November 28, 2023
The rediscovery of Princess Nathalie Poutiatine’s manuscripts from the 1950s and 1960s allows for new insights into Maltese cultural histories in the arts, dance, and education. In the Christmas edition of Treasures of Malta, Dr Kathrina Farrugia-Kriel explores how teaching manuals and other historical artefacts shed light on Poutiatine’s approach to the art of teaching ballet. Lubov Egorova’s classes inParis (1921–1926), underpinned by the pedagogy of key teachers at the ImperialBallet School towards the end of the nineteenth century in St Petersburg, offered a lifetime of inspiration. Notably: the principles from the Italian school (Caterina Berettaat La Scala Ballet School in Milan, and Enrico Cecchetti’s influences at theImperial Ballet School and later at the Diaghilev company), as well as theImperial Ballet School teachers, including Pavel Gerdt, Platon Karsavin, andChristian and Anna Johansen. Later in the 1960s, Poutiatine made several references to Eduard Espinosa’s manuals for teaching ‘Operatic Dancing’, later known as ballet.
During the academic year of 2017/2018, Farrugia-Kriel reconstructed Poutiatine’s 1953 class choreography; twelve exercises including combinations at the barre and in the centre, notably slow and sustained movements (Adagio) and lively jumped steps (Allegro).With the aim of working towards an embodied understanding of Poutiatine’s legacy in the art of teaching ballet, the reconstruction engaged Advanced Foundation (pre-professional) students in Surrey(England). Through the reconstructed exemplars from Poutiatine’s teachings, the notebooks chronicle classes from 1953 include ‘themed’ lessons, reflecting the expectations of an ‘advanced’ student at Poutiatine’s Russian Academy of Dancing in Malta during the 1950s. The knowledge that emerged from learning Poutiatine’s choreography and pedagogy made its way into the seminal book Princess Poutiatine and the Art of Ballet in Malta (FPM; Midsea Books, 2020).
Poutiatine’s handwritten musical scores (1953/1964) were also reconstructed and performed by Maltese pianist Erika Gialanze.

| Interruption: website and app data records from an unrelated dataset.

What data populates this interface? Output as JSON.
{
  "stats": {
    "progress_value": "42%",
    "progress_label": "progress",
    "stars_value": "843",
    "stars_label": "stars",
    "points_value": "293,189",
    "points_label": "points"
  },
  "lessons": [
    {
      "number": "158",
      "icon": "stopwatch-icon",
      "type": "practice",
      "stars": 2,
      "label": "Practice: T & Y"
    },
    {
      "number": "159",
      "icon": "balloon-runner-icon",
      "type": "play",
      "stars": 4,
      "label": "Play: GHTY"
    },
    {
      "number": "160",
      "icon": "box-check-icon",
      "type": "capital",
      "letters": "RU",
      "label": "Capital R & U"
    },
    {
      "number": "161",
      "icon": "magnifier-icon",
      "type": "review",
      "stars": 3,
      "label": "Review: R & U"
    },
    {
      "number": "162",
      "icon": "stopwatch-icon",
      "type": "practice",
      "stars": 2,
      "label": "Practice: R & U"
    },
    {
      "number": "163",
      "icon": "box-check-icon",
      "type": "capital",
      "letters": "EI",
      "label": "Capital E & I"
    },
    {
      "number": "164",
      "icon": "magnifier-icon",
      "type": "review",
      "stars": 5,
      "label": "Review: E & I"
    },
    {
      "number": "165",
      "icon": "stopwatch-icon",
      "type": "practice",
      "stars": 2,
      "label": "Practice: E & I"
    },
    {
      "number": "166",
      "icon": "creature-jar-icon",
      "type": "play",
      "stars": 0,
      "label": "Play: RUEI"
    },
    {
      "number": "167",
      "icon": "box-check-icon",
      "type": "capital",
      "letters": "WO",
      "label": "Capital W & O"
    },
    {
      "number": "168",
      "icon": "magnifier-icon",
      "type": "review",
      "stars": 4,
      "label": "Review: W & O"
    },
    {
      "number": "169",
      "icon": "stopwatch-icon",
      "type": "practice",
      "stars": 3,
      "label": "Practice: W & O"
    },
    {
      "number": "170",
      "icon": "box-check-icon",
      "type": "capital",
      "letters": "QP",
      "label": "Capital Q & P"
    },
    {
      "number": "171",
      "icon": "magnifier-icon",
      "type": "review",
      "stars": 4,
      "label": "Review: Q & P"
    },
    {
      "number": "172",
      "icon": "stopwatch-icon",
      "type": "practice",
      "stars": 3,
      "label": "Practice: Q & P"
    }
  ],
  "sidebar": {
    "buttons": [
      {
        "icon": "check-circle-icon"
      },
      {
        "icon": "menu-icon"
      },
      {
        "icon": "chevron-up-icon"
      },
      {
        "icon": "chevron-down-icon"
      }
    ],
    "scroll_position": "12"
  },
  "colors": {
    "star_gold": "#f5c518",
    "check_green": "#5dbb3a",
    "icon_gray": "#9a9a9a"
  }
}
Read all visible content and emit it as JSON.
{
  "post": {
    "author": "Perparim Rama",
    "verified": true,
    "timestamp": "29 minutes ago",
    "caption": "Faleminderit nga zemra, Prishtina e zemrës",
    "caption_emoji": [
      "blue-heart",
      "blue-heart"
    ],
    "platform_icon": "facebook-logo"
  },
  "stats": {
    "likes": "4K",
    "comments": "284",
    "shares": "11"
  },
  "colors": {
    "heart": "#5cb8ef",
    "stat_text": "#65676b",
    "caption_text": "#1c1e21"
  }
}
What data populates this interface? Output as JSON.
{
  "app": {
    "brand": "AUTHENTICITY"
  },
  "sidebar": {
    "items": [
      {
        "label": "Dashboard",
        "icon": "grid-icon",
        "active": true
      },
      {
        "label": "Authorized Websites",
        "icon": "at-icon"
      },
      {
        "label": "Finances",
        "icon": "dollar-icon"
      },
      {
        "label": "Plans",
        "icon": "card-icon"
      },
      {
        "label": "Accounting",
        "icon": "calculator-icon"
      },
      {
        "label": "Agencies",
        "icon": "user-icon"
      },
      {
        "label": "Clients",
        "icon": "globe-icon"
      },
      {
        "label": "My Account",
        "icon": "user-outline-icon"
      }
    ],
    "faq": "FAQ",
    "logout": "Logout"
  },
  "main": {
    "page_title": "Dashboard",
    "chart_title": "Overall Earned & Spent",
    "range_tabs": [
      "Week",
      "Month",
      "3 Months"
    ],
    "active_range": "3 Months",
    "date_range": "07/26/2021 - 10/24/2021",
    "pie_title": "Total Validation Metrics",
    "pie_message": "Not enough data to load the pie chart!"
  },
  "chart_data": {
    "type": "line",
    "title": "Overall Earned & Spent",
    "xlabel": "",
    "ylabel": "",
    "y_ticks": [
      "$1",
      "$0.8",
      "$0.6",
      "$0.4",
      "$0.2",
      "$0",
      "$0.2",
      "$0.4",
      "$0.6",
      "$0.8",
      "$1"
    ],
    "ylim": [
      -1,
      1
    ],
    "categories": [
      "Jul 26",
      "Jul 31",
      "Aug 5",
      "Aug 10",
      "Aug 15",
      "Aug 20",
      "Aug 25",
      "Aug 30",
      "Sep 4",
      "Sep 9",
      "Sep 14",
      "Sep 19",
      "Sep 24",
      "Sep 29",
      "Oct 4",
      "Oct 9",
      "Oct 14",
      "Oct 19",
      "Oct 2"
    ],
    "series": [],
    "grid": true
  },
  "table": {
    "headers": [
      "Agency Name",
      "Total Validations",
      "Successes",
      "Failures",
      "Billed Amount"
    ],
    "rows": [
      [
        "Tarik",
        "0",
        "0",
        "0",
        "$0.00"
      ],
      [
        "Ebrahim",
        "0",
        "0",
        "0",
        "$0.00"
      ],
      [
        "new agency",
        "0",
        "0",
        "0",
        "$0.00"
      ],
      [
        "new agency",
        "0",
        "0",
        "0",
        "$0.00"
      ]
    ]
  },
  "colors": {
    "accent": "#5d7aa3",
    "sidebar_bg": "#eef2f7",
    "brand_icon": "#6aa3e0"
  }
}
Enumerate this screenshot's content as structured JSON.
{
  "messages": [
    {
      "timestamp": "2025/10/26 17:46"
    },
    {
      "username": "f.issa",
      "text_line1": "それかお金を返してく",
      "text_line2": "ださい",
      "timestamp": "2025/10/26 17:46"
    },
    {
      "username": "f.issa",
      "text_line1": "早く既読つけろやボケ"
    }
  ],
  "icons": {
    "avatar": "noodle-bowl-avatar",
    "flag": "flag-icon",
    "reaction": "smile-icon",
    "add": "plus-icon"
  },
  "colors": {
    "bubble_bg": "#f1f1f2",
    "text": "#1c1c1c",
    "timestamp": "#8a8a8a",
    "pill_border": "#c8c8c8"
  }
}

Like their choreographic counterparts, the twelve musical scores reflect Poutiatine’s choices of accompaniment for her class choreography. It is clear that Poutatine drew upon her knowledge of the influences around Egorova’s classes. The handwritten scores and recordings of the music reconstructions indicate an approximate tempo for the performance of the exercises, as well as the rhythm and quality to support the dancers’ movements. These musical notes fit within the larger narrative of both the design of the movements and the classes. Three examples from the musical reconstructions can be listened to in conjunction with reading the article ‘In Pursuit of “Intangible” Histories: Nathalie Poutiatine’s Art of Teaching Ballet’, published in Treasures of Malta (Christmas 2023).
For further reading, visit the Princess Nathalie Poutiatine portal.